The crew's main strategic concern is the whereabouts of Sill & Veolia, which has dropped out of the picture after being reported to have lost both her Sat C and Iridium phone antennae when they were ripped off by wayward reefing line while they were leading.
'The last time we saw her was when we were passing the Owers when she tacked away offshore. Certainly from what we have done and seen happening recently then I can't believe that we have lost anything to anyone at the moment,' reported the skipper. 'We have been on the favoured tack most of the time and have had a nice sluice from the tide under Portland. I am a little concerned that we are the most right hand boat and the wind is forecast to shift to the left, but otherwise we are fine. All's well. It was a pretty rough old night and we spent most of it with two reefs and a staysail, but now we are up to just one reef and the Solent. It was pretty blustery with a few shifts in direction, which was a little surprising because it was relatively clear skies, but overall it was pretty stable around the mean (average) wind direction.'
'The guys are all pretty happy at the moment because we've got the bacon and black pudding frying. We are going to have to take some pain as we head back out offshore to catch the first of the new tide and no doubt we'll lose some of that gain, but we're pretty happy with how it's going.'

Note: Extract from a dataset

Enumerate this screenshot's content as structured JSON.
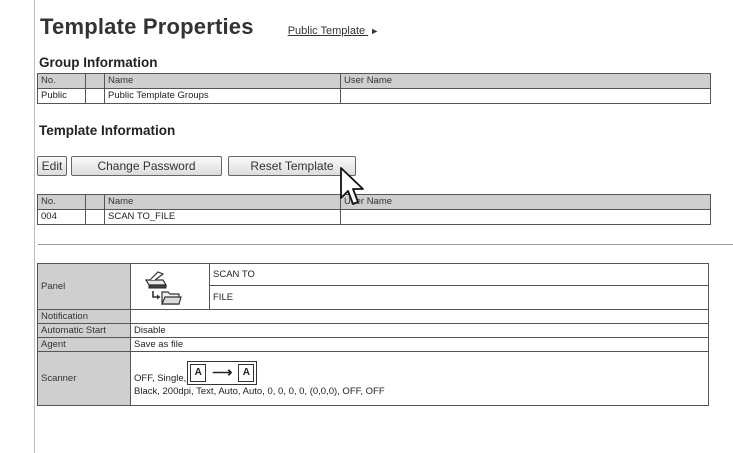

Testament to the bumpy, blustery conditions Emma RICHARDS' (GBR) Pindar Alphagraphics retired early this morning with a number of gear failures including a deck pad eye and Solent headsail.
As forecast, the wind is going to strengthen and the seas are going to build over the next few hours. The crews will have a difficult time upwind to escape the Channel. The 'reward' will be that they will be able to open up their sails with a more favourable wind slightly before the passage of Bishop Rock. Broad-reaching in 40 knots of wind and heavy seas: it is going to be very lively.
Today the competitors in the Calais Round Britain Race will be tackling the second half of the Channel as they make towards the first important passage mark of the course, Bishop Rock lighthouse, Isles of Scilly off the south west tip of Great Britain. They are likely to reach it in the early hours of Tuesday. Around 20 knots of west southwesterly wind will last throughout the day today, strengthening as it backs round to the southwest in the evening.
It will be a rough night with 25-35 knots, gusting to 40 with rain and above all heavy seas.
The good news is that the wind will gradually back round into the south. After some difficult hours of beating in the heavy weather up to the Scillies, the crews will be able to ease the sheets and sail onto a rapid broad reach towards Ireland and the famous Fastnet. The winds and the sea will remain strong before the situation eases at the start of Tuesday night.
However, a new depression over the West of Ireland is forecast on Wednesday with a building southerly wind, with the possibility of gales.
(At 0954 hours GMT)